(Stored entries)
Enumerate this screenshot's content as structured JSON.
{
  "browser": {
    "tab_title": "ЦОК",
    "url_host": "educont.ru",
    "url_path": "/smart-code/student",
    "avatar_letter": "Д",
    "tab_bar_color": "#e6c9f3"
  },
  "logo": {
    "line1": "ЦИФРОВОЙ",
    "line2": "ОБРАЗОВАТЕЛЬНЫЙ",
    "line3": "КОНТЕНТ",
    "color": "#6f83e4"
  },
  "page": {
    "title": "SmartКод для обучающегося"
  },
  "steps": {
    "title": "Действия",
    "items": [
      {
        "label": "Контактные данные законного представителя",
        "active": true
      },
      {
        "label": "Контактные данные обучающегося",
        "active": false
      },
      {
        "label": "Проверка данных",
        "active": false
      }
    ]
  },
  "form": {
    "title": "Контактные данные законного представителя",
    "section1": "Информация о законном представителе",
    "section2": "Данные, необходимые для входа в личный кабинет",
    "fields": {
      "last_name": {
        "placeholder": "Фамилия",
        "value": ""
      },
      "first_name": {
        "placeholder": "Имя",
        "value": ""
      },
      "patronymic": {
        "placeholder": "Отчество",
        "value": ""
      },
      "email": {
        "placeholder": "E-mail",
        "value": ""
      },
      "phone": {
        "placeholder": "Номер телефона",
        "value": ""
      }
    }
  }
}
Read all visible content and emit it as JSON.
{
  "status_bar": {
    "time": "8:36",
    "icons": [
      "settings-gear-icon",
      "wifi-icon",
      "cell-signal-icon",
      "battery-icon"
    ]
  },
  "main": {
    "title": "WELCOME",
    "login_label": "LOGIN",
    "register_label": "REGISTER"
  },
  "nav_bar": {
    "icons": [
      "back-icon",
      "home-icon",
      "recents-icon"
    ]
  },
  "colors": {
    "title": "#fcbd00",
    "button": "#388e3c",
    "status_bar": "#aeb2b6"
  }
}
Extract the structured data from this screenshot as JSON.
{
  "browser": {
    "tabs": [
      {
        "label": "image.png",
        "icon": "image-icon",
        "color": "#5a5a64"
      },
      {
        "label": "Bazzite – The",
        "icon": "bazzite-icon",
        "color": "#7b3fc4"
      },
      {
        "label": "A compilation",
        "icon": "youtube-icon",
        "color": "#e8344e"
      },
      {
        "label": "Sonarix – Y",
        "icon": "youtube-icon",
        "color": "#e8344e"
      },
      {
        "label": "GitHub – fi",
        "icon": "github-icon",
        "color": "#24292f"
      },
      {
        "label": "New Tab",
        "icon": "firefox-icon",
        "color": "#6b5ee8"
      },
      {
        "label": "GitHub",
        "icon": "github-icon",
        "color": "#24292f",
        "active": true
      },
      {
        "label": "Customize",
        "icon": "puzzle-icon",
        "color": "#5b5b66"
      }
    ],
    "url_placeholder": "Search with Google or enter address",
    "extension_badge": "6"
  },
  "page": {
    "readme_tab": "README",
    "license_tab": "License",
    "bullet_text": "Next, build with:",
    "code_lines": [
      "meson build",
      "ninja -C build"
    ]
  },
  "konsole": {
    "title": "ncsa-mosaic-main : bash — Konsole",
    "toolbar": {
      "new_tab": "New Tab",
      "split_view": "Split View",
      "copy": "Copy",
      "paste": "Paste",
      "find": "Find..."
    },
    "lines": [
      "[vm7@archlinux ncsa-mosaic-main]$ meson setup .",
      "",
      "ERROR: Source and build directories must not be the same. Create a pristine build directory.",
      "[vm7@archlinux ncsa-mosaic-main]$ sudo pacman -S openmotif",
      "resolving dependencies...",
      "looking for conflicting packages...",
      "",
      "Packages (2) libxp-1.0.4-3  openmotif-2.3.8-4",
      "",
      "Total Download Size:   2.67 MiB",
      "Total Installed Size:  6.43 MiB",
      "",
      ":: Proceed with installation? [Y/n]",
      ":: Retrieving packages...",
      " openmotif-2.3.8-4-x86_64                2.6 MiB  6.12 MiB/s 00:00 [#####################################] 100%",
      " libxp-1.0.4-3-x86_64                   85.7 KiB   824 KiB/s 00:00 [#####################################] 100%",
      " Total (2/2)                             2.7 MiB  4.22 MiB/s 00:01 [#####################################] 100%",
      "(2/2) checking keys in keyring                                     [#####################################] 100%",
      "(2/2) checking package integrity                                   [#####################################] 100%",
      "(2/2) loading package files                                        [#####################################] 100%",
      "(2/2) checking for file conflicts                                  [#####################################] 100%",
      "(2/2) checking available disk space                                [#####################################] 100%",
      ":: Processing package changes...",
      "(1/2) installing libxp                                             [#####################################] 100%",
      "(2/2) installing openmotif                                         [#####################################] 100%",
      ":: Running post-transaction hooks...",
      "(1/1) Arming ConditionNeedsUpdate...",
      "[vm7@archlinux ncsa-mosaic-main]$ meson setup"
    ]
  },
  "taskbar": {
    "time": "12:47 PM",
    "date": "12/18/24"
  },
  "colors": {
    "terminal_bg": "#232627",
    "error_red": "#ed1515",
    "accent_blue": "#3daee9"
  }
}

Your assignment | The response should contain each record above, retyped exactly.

Written reply |
Enumerate this screenshot's content as structured JSON.
{
  "browser": {
    "tab_title": "ЦОК",
    "url_host": "educont.ru",
    "url_path": "/smart-code/student",
    "avatar_letter": "Д",
    "tab_bar_color": "#e6c9f3"
  },
  "logo": {
    "line1": "ЦИФРОВОЙ",
    "line2": "ОБРАЗОВАТЕЛЬНЫЙ",
    "line3": "КОНТЕНТ",
    "color": "#6f83e4"
  },
  "page": {
    "title": "SmartКод для обучающегося"
  },
  "steps": {
    "title": "Действия",
    "items": [
      {
        "label": "Контактные данные законного представителя",
        "active": true
      },
      {
        "label": "Контактные данные обучающегося",
        "active": false
      },
      {
        "label": "Проверка данных",
        "active": false
      }
    ]
  },
  "form": {
    "title": "Контактные данные законного представителя",
    "section1": "Информация о законном представителе",
    "section2": "Данные, необходимые для входа в личный кабинет",
    "fields": {
      "last_name": {
        "placeholder": "Фамилия",
        "value": ""
      },
      "first_name": {
        "placeholder": "Имя",
        "value": ""
      },
      "patronymic": {
        "placeholder": "Отчество",
        "value": ""
      },
      "email": {
        "placeholder": "E-mail",
        "value": ""
      },
      "phone": {
        "placeholder": "Номер телефона",
        "value": ""
      }
    }
  }
}
Read all visible content and emit it as JSON.
{
  "status_bar": {
    "time": "8:36",
    "icons": [
      "settings-gear-icon",
      "wifi-icon",
      "cell-signal-icon",
      "battery-icon"
    ]
  },
  "main": {
    "title": "WELCOME",
    "login_label": "LOGIN",
    "register_label": "REGISTER"
  },
  "nav_bar": {
    "icons": [
      "back-icon",
      "home-icon",
      "recents-icon"
    ]
  },
  "colors": {
    "title": "#fcbd00",
    "button": "#388e3c",
    "status_bar": "#aeb2b6"
  }
}
Extract the structured data from this screenshot as JSON.
{
  "browser": {
    "tabs": [
      {
        "label": "image.png",
        "icon": "image-icon",
        "color": "#5a5a64"
      },
      {
        "label": "Bazzite – The",
        "icon": "bazzite-icon",
        "color": "#7b3fc4"
      },
      {
        "label": "A compilation",
        "icon": "youtube-icon",
        "color": "#e8344e"
      },
      {
        "label": "Sonarix – Y",
        "icon": "youtube-icon",
        "color": "#e8344e"
      },
      {
        "label": "GitHub – fi",
        "icon": "github-icon",
        "color": "#24292f"
      },
      {
        "label": "New Tab",
        "icon": "firefox-icon",
        "color": "#6b5ee8"
      },
      {
        "label": "GitHub",
        "icon": "github-icon",
        "color": "#24292f",
        "active": true
      },
      {
        "label": "Customize",
        "icon": "puzzle-icon",
        "color": "#5b5b66"
      }
    ],
    "url_placeholder": "Search with Google or enter address",
    "extension_badge": "6"
  },
  "page": {
    "readme_tab": "README",
    "license_tab": "License",
    "bullet_text": "Next, build with:",
    "code_lines": [
      "meson build",
      "ninja -C build"
    ]
  },
  "konsole": {
    "title": "ncsa-mosaic-main : bash — Konsole",
    "toolbar": {
      "new_tab": "New Tab",
      "split_view": "Split View",
      "copy": "Copy",
      "paste": "Paste",
      "find": "Find..."
    },
    "lines": [
      "[vm7@archlinux ncsa-mosaic-main]$ meson setup .",
      "",
      "ERROR: Source and build directories must not be the same. Create a pristine build directory.",
      "[vm7@archlinux ncsa-mosaic-main]$ sudo pacman -S openmotif",
      "resolving dependencies...",
      "looking for conflicting packages...",
      "",
      "Packages (2) libxp-1.0.4-3  openmotif-2.3.8-4",
      "",
      "Total Download Size:   2.67 MiB",
      "Total Installed Size:  6.43 MiB",
      "",
      ":: Proceed with installation? [Y/n]",
      ":: Retrieving packages...",
      " openmotif-2.3.8-4-x86_64                2.6 MiB  6.12 MiB/s 00:00 [#####################################] 100%",
      " libxp-1.0.4-3-x86_64                   85.7 KiB   824 KiB/s 00:00 [#####################################] 100%",
      " Total (2/2)                             2.7 MiB  4.22 MiB/s 00:01 [#####################################] 100%",
      "(2/2) checking keys in keyring                                     [#####################################] 100%",
      "(2/2) checking package integrity                                   [#####################################] 100%",
      "(2/2) loading package files                                        [#####################################] 100%",
      "(2/2) checking for file conflicts                                  [#####################################] 100%",
      "(2/2) checking available disk space                                [#####################################] 100%",
      ":: Processing package changes...",
      "(1/2) installing libxp                                             [#####################################] 100%",
      "(2/2) installing openmotif                                         [#####################################] 100%",
      ":: Running post-transaction hooks...",
      "(1/1) Arming ConditionNeedsUpdate...",
      "[vm7@archlinux ncsa-mosaic-main]$ meson setup"
    ]
  },
  "taskbar": {
    "time": "12:47 PM",
    "date": "12/18/24"
  },
  "colors": {
    "terminal_bg": "#232627",
    "error_red": "#ed1515",
    "accent_blue": "#3daee9"
  }
}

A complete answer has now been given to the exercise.